For those who missed it, I’ve written a book that warned about what we’re now seeing….
As Lake Mead drops, rules kick in that require water users in Nevada, Arizona, and Mexico to remove less water from the system each year. But those reductions are modest, and Connor told me that the Bureau’s worst-case modeling showed that even with the agreed-upon reductions, Lake Mead could quickly drop past a point of no return, to levels at which the current rules would be no help in determining who was entitled to how much.
The book is called Water is For Fighting Over and Other Myths About Water In the West, published by the awesome folks at Island Press. Here’s what I said about how simple it is to solve the problem!
The solution is, in a sense, straightforward. Everyone in the Colorado River Basin has to use less water. It’s possible to apply a simple arithmetic wave of the arm and say, for example, that we could bring the system into balance if everyone used 20 percent less water than they are consuming today. We know from experience, from Yuma to Las Vegas to Albuquerque, that such reductions are possible, that water-using communities are capable of surviving and even thriving with substantially less water than they use today. But no one will voluntarily take such a step without changes in the rules governing basin water use as a whole to ensure that everyone else shares the reductions as well—that any pain is truly shared. We need new rules. Absent that, we simply end up with a tragedy of the commons.
OK, not simple. If we’ve learned anything in the last few months of Colorado River water management chaos, it’s that this is really hard work. But I laid out in the book what I think are important lessons about where the opportunities to use less water are, and what the new rules, and more importantly the process used to arrive at them, might look like.

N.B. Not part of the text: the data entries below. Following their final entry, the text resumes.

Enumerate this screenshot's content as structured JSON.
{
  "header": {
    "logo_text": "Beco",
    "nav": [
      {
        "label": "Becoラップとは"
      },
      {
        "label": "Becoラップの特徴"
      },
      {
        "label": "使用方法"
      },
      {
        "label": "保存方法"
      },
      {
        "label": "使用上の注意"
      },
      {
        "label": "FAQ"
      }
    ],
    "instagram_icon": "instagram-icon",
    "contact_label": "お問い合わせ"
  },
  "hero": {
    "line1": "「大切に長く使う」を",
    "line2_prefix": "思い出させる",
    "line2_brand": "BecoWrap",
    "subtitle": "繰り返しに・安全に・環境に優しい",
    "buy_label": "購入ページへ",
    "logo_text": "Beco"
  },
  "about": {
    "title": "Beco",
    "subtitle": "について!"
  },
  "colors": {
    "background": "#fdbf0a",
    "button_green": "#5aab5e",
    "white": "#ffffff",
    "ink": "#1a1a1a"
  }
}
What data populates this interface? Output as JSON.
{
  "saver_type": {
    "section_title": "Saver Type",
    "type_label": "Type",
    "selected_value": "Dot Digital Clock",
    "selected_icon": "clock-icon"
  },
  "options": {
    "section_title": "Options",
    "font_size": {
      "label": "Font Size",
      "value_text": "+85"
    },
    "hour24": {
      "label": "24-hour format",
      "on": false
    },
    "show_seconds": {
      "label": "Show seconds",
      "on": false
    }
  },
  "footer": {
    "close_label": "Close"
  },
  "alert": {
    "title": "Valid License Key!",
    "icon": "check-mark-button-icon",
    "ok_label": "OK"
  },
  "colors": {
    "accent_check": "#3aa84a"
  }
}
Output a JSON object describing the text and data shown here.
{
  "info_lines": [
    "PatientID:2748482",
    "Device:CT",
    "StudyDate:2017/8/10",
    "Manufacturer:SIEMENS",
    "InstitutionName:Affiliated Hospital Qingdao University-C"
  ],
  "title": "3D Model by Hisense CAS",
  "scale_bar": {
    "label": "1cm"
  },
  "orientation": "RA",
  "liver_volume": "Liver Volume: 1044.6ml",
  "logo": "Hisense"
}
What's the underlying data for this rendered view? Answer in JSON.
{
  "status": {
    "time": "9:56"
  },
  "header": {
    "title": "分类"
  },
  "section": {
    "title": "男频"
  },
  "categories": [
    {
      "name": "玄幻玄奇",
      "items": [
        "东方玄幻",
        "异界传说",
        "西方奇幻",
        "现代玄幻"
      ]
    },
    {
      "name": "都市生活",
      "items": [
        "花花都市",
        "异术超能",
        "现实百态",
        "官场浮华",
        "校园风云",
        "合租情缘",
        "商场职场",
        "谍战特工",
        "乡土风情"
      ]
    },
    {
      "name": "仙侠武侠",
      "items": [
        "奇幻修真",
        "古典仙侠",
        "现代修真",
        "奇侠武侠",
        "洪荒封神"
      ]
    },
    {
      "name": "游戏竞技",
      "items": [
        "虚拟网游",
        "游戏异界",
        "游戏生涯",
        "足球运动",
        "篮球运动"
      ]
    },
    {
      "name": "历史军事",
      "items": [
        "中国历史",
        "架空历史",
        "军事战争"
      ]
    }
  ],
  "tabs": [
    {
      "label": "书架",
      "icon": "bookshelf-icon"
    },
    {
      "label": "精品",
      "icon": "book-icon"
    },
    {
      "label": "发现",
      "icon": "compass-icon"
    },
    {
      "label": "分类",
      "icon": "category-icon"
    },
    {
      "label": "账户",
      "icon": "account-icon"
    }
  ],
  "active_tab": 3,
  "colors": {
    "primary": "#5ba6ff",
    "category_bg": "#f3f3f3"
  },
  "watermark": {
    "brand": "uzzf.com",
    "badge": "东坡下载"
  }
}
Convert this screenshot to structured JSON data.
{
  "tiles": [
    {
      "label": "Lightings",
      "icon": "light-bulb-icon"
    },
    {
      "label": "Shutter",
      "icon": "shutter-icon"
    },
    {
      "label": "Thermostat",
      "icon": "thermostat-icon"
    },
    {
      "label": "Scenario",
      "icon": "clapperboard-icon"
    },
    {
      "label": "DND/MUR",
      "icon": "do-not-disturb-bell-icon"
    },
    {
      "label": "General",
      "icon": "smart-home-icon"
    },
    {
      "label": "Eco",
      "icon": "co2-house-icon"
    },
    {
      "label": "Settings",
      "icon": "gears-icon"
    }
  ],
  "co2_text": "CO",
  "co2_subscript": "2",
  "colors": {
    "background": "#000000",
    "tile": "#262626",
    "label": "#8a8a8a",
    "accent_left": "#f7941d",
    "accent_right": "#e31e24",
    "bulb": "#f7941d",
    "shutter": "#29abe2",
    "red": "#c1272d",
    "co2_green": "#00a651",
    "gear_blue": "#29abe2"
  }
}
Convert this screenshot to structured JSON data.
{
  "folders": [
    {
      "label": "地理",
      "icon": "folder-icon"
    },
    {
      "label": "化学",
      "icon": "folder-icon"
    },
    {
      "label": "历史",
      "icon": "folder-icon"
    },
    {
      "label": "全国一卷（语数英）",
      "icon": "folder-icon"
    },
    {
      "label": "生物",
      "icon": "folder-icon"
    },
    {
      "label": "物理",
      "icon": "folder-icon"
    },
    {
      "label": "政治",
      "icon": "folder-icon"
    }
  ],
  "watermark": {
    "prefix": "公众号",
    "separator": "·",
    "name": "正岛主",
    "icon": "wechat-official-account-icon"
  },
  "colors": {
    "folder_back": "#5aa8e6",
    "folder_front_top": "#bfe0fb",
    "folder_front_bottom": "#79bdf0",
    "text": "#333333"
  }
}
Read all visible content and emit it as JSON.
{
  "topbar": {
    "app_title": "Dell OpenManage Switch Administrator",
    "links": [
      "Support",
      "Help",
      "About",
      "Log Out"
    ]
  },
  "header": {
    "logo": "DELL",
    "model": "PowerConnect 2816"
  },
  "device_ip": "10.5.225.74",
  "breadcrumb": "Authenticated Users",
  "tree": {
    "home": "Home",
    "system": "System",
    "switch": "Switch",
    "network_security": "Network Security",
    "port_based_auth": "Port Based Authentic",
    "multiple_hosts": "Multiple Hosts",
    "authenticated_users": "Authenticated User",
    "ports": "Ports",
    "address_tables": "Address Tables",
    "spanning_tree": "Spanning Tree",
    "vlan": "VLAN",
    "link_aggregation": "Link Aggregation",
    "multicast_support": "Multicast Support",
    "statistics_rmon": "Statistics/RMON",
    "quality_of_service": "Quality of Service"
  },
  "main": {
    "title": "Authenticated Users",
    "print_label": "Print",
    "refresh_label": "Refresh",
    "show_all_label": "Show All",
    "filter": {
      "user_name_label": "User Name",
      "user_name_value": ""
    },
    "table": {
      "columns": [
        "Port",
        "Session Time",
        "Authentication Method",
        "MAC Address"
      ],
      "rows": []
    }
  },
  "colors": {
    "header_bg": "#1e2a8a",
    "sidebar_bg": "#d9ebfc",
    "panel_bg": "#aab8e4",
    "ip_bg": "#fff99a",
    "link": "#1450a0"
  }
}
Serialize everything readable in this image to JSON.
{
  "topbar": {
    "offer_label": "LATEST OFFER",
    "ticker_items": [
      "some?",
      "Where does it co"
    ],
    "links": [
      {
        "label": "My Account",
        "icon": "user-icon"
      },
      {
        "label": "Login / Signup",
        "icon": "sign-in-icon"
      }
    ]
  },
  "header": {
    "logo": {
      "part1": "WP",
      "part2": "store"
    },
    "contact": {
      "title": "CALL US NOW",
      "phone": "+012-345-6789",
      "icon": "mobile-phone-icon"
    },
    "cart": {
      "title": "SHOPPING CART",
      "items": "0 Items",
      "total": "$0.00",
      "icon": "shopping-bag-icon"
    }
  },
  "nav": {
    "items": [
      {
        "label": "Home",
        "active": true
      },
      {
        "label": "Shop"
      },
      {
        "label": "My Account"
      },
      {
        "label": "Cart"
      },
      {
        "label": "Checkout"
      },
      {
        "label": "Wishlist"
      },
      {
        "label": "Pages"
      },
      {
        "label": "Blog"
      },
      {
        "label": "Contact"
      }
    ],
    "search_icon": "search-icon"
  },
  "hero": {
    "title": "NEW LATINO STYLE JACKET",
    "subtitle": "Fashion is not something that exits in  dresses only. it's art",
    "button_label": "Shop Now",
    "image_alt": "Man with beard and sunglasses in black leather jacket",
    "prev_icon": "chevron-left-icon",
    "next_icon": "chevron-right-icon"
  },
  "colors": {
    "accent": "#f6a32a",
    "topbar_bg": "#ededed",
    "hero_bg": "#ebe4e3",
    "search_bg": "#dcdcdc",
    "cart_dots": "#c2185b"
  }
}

Does the looming shortage require a reassessment of the Reynolds-Mutz-Clinton Anderson-Wayne Aspinal exchange of 18,000 af of NM Upper Basin water for 18,000 (now 14,000) aft of Gila – San Francisco Water. That is, should the exchange be reversed. We haven’t used that exchange water since the Colorado River Projects Act, when it could have been en emergency reserve on the Colorado.
Pingback: Blog: While I have your attention…. | H2minusO Blog